Dataset rows describing interfaces
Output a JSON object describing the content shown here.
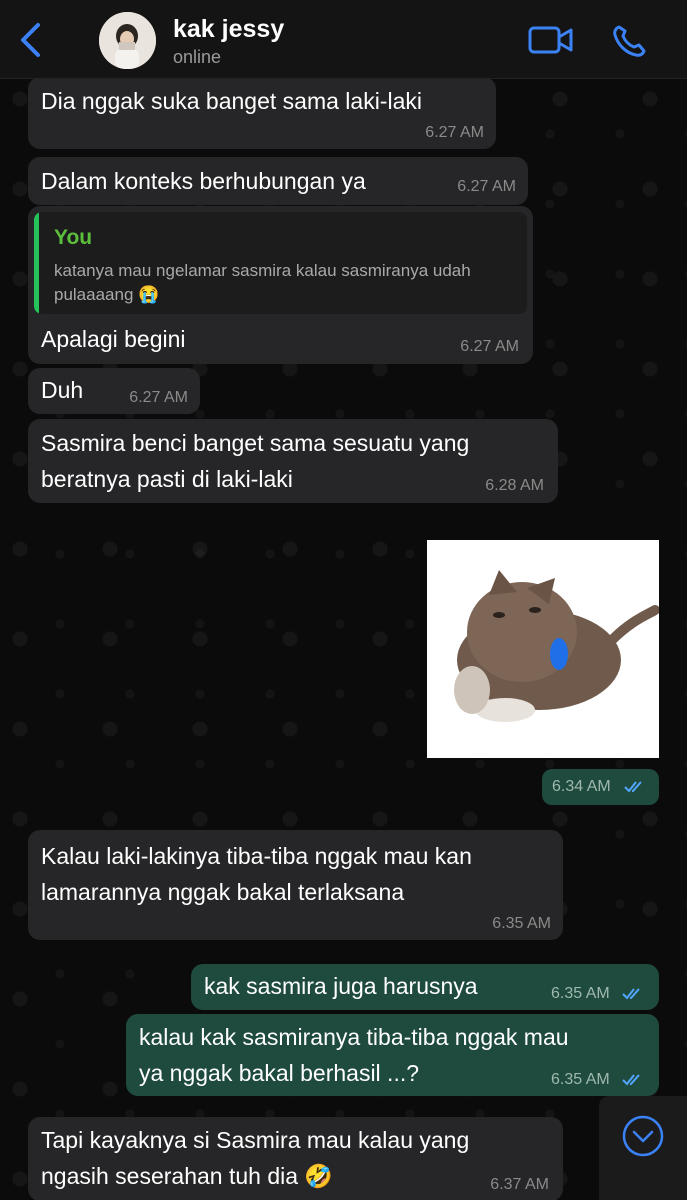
{
  "header": {
    "back_label": "back",
    "contact_name": "kak jessy",
    "status": "online",
    "icons": [
      "back-icon",
      "video-call-icon",
      "phone-icon"
    ]
  },
  "messages": [
    {
      "direction": "in",
      "text": "Dia nggak suka banget sama laki-laki",
      "time": "6.27 AM"
    },
    {
      "direction": "in",
      "text": "Dalam konteks berhubungan ya",
      "time": "6.27 AM"
    },
    {
      "direction": "in",
      "quote_author": "You",
      "quote_text": "katanya mau ngelamar sasmira kalau sasmiranya udah pulaaaang 😭",
      "text": "Apalagi begini",
      "time": "6.27 AM"
    },
    {
      "direction": "in",
      "text": "Duh",
      "time": "6.27 AM"
    },
    {
      "direction": "in",
      "text": "Sasmira benci banget sama sesuatu yang\nberatnya pasti di laki-laki",
      "time": "6.28 AM"
    },
    {
      "direction": "out",
      "type": "sticker",
      "sticker": "crying-kitten-sticker",
      "time": "6.34 AM",
      "read": true
    },
    {
      "direction": "in",
      "text": "Kalau laki-lakinya tiba-tiba nggak mau kan\nlamarannya nggak bakal terlaksana",
      "time": "6.35 AM"
    },
    {
      "direction": "out",
      "text": "kak sasmira juga harusnya",
      "time": "6.35 AM",
      "read": true
    },
    {
      "direction": "out",
      "text": "kalau kak sasmiranya tiba-tiba nggak mau\nya nggak bakal berhasil ...?",
      "time": "6.35 AM",
      "read": true
    },
    {
      "direction": "in",
      "text": "Tapi kayaknya si Sasmira mau kalau yang\nngasih seserahan tuh dia 🤣",
      "time": "6.37 AM"
    }
  ],
  "colors": {
    "background": "#0b0b0c",
    "incoming_bubble": "#262628",
    "outgoing_bubble": "#1f4b3f",
    "accent_blue": "#3b82f6",
    "read_tick": "#53a6ff",
    "quote_author": "#5cbf3c"
  }
}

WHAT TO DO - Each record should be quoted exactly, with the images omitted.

RESPONSE AREA -
Output a JSON object describing the content shown here.
{
  "header": {
    "back_label": "back",
    "contact_name": "kak jessy",
    "status": "online",
    "icons": [
      "back-icon",
      "video-call-icon",
      "phone-icon"
    ]
  },
  "messages": [
    {
      "direction": "in",
      "text": "Dia nggak suka banget sama laki-laki",
      "time": "6.27 AM"
    },
    {
      "direction": "in",
      "text": "Dalam konteks berhubungan ya",
      "time": "6.27 AM"
    },
    {
      "direction": "in",
      "quote_author": "You",
      "quote_text": "katanya mau ngelamar sasmira kalau sasmiranya udah pulaaaang 😭",
      "text": "Apalagi begini",
      "time": "6.27 AM"
    },
    {
      "direction": "in",
      "text": "Duh",
      "time": "6.27 AM"
    },
    {
      "direction": "in",
      "text": "Sasmira benci banget sama sesuatu yang\nberatnya pasti di laki-laki",
      "time": "6.28 AM"
    },
    {
      "direction": "out",
      "type": "sticker",
      "sticker": "crying-kitten-sticker",
      "time": "6.34 AM",
      "read": true
    },
    {
      "direction": "in",
      "text": "Kalau laki-lakinya tiba-tiba nggak mau kan\nlamarannya nggak bakal terlaksana",
      "time": "6.35 AM"
    },
    {
      "direction": "out",
      "text": "kak sasmira juga harusnya",
      "time": "6.35 AM",
      "read": true
    },
    {
      "direction": "out",
      "text": "kalau kak sasmiranya tiba-tiba nggak mau\nya nggak bakal berhasil ...?",
      "time": "6.35 AM",
      "read": true
    },
    {
      "direction": "in",
      "text": "Tapi kayaknya si Sasmira mau kalau yang\nngasih seserahan tuh dia 🤣",
      "time": "6.37 AM"
    }
  ],
  "colors": {
    "background": "#0b0b0c",
    "incoming_bubble": "#262628",
    "outgoing_bubble": "#1f4b3f",
    "accent_blue": "#3b82f6",
    "read_tick": "#53a6ff",
    "quote_author": "#5cbf3c"
  }
}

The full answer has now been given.